From 300 we learn:

300 tells the story of the Battle of Thermopylae in 480 B.C. Persians under the rule of King Xerxes have already taken over some of the Hellenic city-states, and now threaten Sparta and Athens. King Leonidas of Sparta is left with two options: he will either have to sacrifice himself for the well-being of Sparta or watch it burn to the ground. Choosing the former, Leonidas forms an army of 300 Spartan warriors to block the narrow passage of Thermopylae where Xerxes intends to reach Hellas. On the road they meet some allies, who are shocked that the Spartans are sending such a small force.

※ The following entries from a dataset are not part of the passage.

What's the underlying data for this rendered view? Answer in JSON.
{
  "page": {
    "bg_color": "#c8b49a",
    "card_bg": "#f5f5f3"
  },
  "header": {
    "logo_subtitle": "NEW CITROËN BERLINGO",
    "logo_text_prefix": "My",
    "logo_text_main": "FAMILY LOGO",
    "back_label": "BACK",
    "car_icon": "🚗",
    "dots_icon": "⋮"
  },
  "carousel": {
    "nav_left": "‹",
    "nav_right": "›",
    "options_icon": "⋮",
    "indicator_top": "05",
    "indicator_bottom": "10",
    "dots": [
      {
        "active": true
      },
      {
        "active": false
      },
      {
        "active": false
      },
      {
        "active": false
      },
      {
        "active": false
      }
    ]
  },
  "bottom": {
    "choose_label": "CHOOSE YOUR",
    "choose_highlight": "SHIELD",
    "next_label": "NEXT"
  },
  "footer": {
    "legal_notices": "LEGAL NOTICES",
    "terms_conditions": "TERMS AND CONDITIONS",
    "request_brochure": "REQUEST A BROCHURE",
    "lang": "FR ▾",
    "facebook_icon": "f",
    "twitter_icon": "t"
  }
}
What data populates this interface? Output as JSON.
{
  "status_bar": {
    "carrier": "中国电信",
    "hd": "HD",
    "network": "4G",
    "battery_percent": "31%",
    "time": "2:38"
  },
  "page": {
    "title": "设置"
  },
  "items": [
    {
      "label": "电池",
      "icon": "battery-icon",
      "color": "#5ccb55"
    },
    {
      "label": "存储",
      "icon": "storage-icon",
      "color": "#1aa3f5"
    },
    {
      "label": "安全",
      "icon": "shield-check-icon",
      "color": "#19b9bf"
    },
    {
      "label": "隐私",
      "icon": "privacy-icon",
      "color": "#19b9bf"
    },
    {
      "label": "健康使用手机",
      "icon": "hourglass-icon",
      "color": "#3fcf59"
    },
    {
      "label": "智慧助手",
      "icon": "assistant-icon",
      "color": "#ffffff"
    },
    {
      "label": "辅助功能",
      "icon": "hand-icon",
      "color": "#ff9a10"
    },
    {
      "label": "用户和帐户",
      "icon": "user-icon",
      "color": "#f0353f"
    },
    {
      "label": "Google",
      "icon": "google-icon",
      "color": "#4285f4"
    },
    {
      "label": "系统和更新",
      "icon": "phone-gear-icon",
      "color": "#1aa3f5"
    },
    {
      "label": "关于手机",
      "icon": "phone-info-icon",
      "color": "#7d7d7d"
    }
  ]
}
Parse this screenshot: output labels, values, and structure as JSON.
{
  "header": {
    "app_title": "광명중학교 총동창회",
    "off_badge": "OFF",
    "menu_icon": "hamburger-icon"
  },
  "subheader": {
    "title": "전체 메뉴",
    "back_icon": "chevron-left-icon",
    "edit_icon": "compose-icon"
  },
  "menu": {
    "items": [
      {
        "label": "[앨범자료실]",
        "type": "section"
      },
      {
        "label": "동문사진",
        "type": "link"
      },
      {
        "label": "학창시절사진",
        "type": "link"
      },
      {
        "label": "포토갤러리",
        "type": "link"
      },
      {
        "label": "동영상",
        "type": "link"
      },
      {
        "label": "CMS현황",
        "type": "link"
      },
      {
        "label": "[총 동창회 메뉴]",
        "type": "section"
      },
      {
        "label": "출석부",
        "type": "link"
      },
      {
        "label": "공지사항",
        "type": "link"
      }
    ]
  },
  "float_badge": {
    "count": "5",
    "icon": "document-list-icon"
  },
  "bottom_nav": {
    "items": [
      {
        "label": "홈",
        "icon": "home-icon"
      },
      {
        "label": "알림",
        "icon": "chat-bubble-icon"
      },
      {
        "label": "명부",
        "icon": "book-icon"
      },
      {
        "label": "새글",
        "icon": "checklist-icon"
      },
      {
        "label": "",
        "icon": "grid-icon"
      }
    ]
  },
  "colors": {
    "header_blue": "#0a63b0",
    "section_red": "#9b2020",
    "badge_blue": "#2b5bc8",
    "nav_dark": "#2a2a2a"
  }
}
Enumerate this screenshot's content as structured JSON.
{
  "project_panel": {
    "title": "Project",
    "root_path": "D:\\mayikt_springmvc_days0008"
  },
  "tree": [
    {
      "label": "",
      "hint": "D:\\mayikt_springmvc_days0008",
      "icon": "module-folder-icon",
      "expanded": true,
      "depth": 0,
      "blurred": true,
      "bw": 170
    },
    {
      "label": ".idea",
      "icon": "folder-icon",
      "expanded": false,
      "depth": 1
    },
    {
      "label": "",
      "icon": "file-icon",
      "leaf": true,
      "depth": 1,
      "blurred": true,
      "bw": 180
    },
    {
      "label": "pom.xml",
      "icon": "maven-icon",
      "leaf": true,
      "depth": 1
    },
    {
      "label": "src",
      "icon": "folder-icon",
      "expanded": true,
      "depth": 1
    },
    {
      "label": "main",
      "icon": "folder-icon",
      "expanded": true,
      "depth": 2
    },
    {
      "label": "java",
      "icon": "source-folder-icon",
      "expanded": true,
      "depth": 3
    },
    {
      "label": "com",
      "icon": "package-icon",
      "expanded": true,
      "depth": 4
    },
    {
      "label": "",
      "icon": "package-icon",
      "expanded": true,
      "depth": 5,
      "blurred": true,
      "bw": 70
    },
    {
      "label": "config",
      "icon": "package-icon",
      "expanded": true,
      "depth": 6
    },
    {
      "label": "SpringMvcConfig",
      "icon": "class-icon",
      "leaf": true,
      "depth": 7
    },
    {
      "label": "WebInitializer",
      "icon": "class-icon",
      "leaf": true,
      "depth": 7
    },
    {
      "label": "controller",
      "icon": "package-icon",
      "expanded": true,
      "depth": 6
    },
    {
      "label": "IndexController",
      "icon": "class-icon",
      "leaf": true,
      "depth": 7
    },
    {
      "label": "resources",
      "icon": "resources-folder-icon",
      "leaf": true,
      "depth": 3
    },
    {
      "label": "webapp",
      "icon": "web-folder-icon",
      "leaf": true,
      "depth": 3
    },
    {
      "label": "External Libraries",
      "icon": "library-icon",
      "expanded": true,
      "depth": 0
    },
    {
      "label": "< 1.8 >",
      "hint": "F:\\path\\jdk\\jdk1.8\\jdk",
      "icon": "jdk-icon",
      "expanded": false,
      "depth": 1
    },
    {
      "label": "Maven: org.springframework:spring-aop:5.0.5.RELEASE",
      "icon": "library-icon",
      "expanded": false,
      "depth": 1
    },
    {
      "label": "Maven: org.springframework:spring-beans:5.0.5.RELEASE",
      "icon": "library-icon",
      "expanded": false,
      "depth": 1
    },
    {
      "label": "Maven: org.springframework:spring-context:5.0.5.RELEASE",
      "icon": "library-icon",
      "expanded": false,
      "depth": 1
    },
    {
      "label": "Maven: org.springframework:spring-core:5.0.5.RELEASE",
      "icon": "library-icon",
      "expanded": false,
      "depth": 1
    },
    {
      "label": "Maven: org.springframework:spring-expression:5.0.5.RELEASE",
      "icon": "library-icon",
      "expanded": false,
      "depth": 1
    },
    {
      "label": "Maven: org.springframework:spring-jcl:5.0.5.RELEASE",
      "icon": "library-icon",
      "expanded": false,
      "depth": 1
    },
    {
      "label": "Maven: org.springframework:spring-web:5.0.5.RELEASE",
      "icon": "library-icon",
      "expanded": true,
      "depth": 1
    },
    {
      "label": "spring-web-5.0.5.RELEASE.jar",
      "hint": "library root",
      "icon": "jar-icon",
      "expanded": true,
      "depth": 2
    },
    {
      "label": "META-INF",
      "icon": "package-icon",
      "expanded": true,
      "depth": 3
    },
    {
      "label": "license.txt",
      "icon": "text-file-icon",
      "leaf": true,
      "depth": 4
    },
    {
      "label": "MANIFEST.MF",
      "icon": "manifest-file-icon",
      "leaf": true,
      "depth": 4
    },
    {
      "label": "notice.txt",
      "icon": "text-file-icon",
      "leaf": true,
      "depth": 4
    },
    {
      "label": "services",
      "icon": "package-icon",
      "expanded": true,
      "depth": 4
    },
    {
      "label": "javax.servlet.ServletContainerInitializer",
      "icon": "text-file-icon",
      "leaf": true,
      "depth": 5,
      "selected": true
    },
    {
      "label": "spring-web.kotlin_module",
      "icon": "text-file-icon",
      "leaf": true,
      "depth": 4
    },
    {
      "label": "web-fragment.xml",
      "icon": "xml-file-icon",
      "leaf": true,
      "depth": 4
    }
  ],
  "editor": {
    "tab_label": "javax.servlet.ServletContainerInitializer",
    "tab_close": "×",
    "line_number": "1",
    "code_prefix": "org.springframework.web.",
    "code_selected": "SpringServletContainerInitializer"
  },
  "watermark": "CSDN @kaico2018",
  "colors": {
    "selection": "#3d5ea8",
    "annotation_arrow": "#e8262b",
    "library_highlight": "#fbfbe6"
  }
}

Leonidas asks the professions of the allied army, who are craftsmen and artisans. He points out that he has brought more soldiers than they.

Judge Spence also offered 3 other points for us:

  1. Mom’s Advice: Be Nice and Play Fair!
  2. Viewing Norman Rockwell’s 1961: Do Unto Others
  3. A snippet from The Byrds “Turn, Turn, Turn” aka Ecclesiastes 3:1

Takeaways?

  • We learn that as attorneys and human beings, we are each responsible for how we treat others.
  • As judges and attorneys, we are officers of the court. We are responsible for public trust in us. We gain this trust through respect, dignity and patience. We should be judicious with Summary Judgment motions.
  • We should schedule status conferences and explain standards clearly.
  • We should use Court Reporters to ensure that our words are recorded. This also reminds us that we are “on the record.”
  • SRLs are not one size fits all. They cannot be characterized with broad strokes. Instead they come in all shapes and sizes, like the Armour Hot Dog song.
  • If you are having a hard time, go back to the basics – why did you go into law? It probably wasn’t to take advantage of others. Revisit your motives.

Next installment: Desa Ballard.

-RFW